About 500,000 people in the United States have MS, generally thought of as an incurable, disabling autoimmune disease¬ in which a person's body attacks its own cells. "There are few treatment options that truly improve the quality of life of those with the disease, and some of the current drug treatment options for MS carry significant risk," said Mandato. In 2009, Paolo Zamboni, a doctor from Italy, published a study that suggested that a blockage in the veins that drain blood from the brain and spinal cord and return it to the heart (a condition called chronic cerebrospinal venous insufficiency or CCSVI) might contribute to MS and its symptoms. The idea is that if these veins were widened, may be improved, which may help lessen the severity of MS-related symptoms.

The Society of Interventional Radiology issued a position statement last fall supporting high-quality clinical research to determine the safety and effectiveness of interventional MS treatments, recognizing that the role of CCSVI in MS and its endovascular treatment by an interventional radiologist via angioplasty and/or stents to open up could be transformative for patients. "This is an entirely new approach to the treatment of patients with neurologic conditions, such as . The idea that there may be a venous component that causes some symptoms in patients with MS is a radical departure from current medical thinking," said Gary P. Siskin, M.D., FSIR, an interventional radiologist and chair of the radiology department at Albany Medical Center and the co-chair of the SIR research consensus panel on MS that was held in October.

"It is important to understand that this is a new approach to MS. As a result, there is a healthy level of skepticism in both the neurology and interventional radiology communities about the condition, the treatment and the outcomes," said Siskin. "Interventional radiologists have been performing venous angioplasty for decades and have established themselves as pioneers in this area of vascular intervention. Patients are learning about this therapy and the role of interventional radiology in venous angioplasty through the Internet.

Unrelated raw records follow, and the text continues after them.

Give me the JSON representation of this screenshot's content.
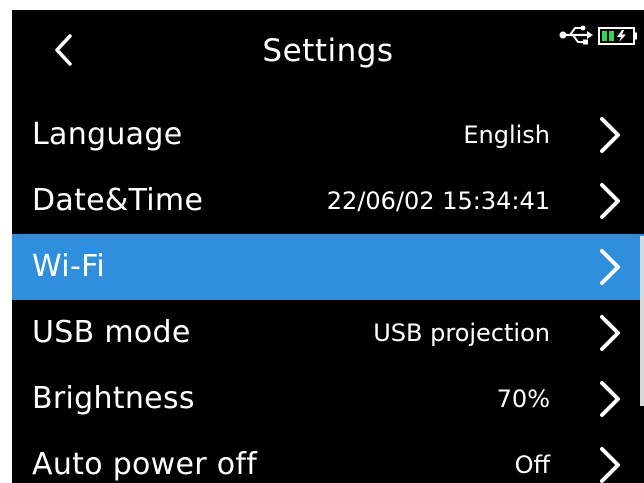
{
  "header": {
    "title": "Settings",
    "back_icon": "chevron-left-icon",
    "status_icons": [
      "usb-icon",
      "battery-charging-icon"
    ]
  },
  "menu": {
    "items": [
      {
        "label": "Language",
        "value": "English",
        "icon": "chevron-right-icon"
      },
      {
        "label": "Date&Time",
        "value": "22/06/02 15:34:41",
        "icon": "chevron-right-icon"
      },
      {
        "label": "Wi-Fi",
        "value": "",
        "icon": "chevron-right-icon",
        "selected": true
      },
      {
        "label": "USB mode",
        "value": "USB projection",
        "icon": "chevron-right-icon"
      },
      {
        "label": "Brightness",
        "value": "70%",
        "icon": "chevron-right-icon"
      },
      {
        "label": "Auto power off",
        "value": "Off",
        "icon": "chevron-right-icon"
      }
    ]
  },
  "colors": {
    "background": "#000000",
    "selected_row": "#2f8fdc",
    "text": "#ffffff",
    "battery": "#39d353"
  }
}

They are discussing it among themselves—through blogs and social networking sites—and then turning to interventional radiologists for this treatment," he noted. "This is a new entity and one where researchers are clearly very early in their understanding of both the condition and the treatment," added Siskin.

SIR's position statement agrees with MS advocates, doctors and other caregivers that the use of any treatment (anti-inflammatory, immunomodulatory, interventional or other) in MS patients should be based on an individualized assessment of the patient's disease status, his or her tolerance of previous therapies, the particular treatment's scientific plausibility, and the strength and methodological quality of its supporting clinical evidence. "When conclusive evidence is lacking, SIR believes that these often difficult decisions are best made by individual patients, their families and their physicians," notes the society's position paper, "Interventional Endovascular Management of Chronic Cerebrospinal Venous Insufficiency in Patients With Multiple Sclerosis: A Position Statement by the Society of Interventional Radiology, Endorsed by the Canadian Interventional Radiology Association." SIR stresses the importance for MS patients to continue an ongoing dialogue with their neurologists to discuss their treatment care.

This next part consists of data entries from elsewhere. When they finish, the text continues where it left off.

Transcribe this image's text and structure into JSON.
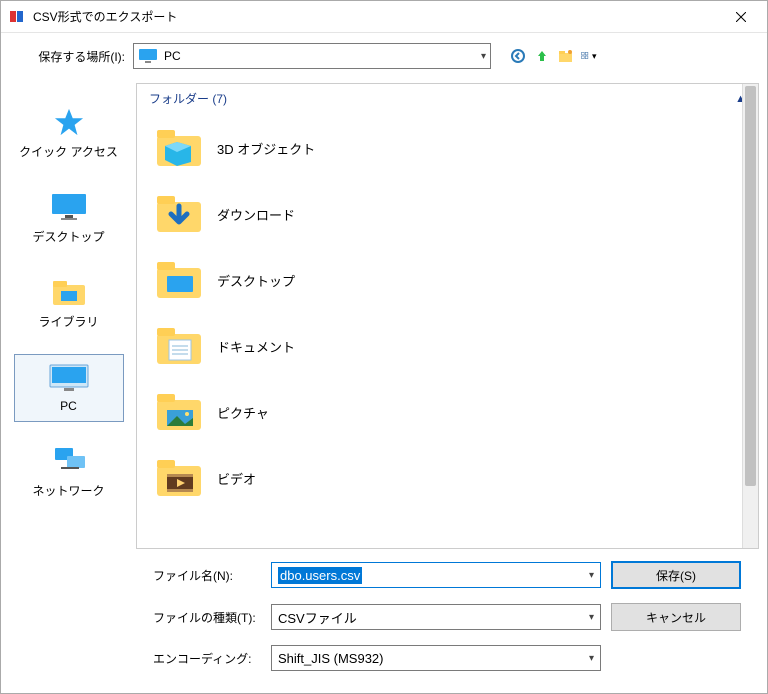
{
  "window": {
    "title": "CSV形式でのエクスポート"
  },
  "toolbar": {
    "location_label": "保存する場所(I):",
    "location_value": "PC"
  },
  "sidebar": {
    "items": [
      {
        "label": "クイック アクセス",
        "icon": "star-icon"
      },
      {
        "label": "デスクトップ",
        "icon": "monitor-icon"
      },
      {
        "label": "ライブラリ",
        "icon": "library-icon"
      },
      {
        "label": "PC",
        "icon": "pc-icon",
        "selected": true
      },
      {
        "label": "ネットワーク",
        "icon": "network-icon"
      }
    ]
  },
  "content": {
    "section_label": "フォルダー (7)",
    "folders": [
      {
        "label": "3D オブジェクト"
      },
      {
        "label": "ダウンロード"
      },
      {
        "label": "デスクトップ"
      },
      {
        "label": "ドキュメント"
      },
      {
        "label": "ピクチャ"
      },
      {
        "label": "ビデオ"
      }
    ]
  },
  "bottom": {
    "filename_label": "ファイル名(N):",
    "filename_value": "dbo.users.csv",
    "filetype_label": "ファイルの種類(T):",
    "filetype_value": "CSVファイル",
    "encoding_label": "エンコーディング:",
    "encoding_value": "Shift_JIS (MS932)",
    "save_label": "保存(S)",
    "cancel_label": "キャンセル"
  }
}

While the use of angioplasty and stents cannot be endorsed yet as a routine clinical treatment for MS, SIR agrees that the preliminary research is very promising and supports studies aimed at understanding the role of CCSVI in MS, at identifying methods to screen for the condition and at designing protocols for exploratory therapeutic trials. "If interventional therapy proves to be effective, MS patients should be treated by doctors who have specialized expertise and training in delivering image-guided venous treatments," said Siskin. Interventional radiologists pioneered angioplasty and stent placements and use those treatments on a daily basis in thousands of patients with diverse venous conditions.

Mandato noted that research still needs to be done concerning patient selection, technique and the outcomes after this procedure, including improvement in symptoms and quality of life and the durability of the response.

Explore further: The impact of bacteria in our guts

add to favorites email to friend print save as pdf

Related Stories

Stent grafts: a better way to treat blunt trauma injuries

Aug 05, 2008

Endovascular repair—fixing an injury in a blood vessel from inside that vessel—is a better option for individuals who receive highly lethal injuries from high-speed collisions or falls (together referred to as blunt ...

Promising 3-year data: Saving limbs with drug-eluting stents

Mar 10, 2009

Attempts to treat critical limb ischemia in peripheral arterial disease (PAD) patients with below-the-knee angioplasty are still thwarted by restenosis (the re-narrowing of the artery at the site of angioplasty or stenting), ...

Recommended for you

The impact of bacteria in our guts

21 hours ago

The word metabolism gets tossed around a lot, but it means much more than whether you can go back to the buffet for seconds without worrying about your waistline. In fact, metabolism is the set of biochemical ...

Stem cell therapies hold promise, but obstacles remain

22 hours ago

(Medical Xpress)—In an article appearing online today in the journal Science, a group of researchers, including University of Rochester neurologist Steve Goldman, M.D., Ph.D., review the potential and ch ...

New hope in fight against muscular dystrophy

23 hours ago

Research at Stockholm's KTH Royal Institute of Technology offers hope to those who suffer from Duchenne muscular dystrophy, an incurable, debilitating disease that cuts young lives short.

Biologists reprogram skin cells to mimic rare disease

Aug 21, 2014

Johns Hopkins stem cell biologists have found a way to reprogram a patient's skin cells into cells that mimic and display many biological features of a rare genetic disorder called familial dysautonomia. ...

User comments : 0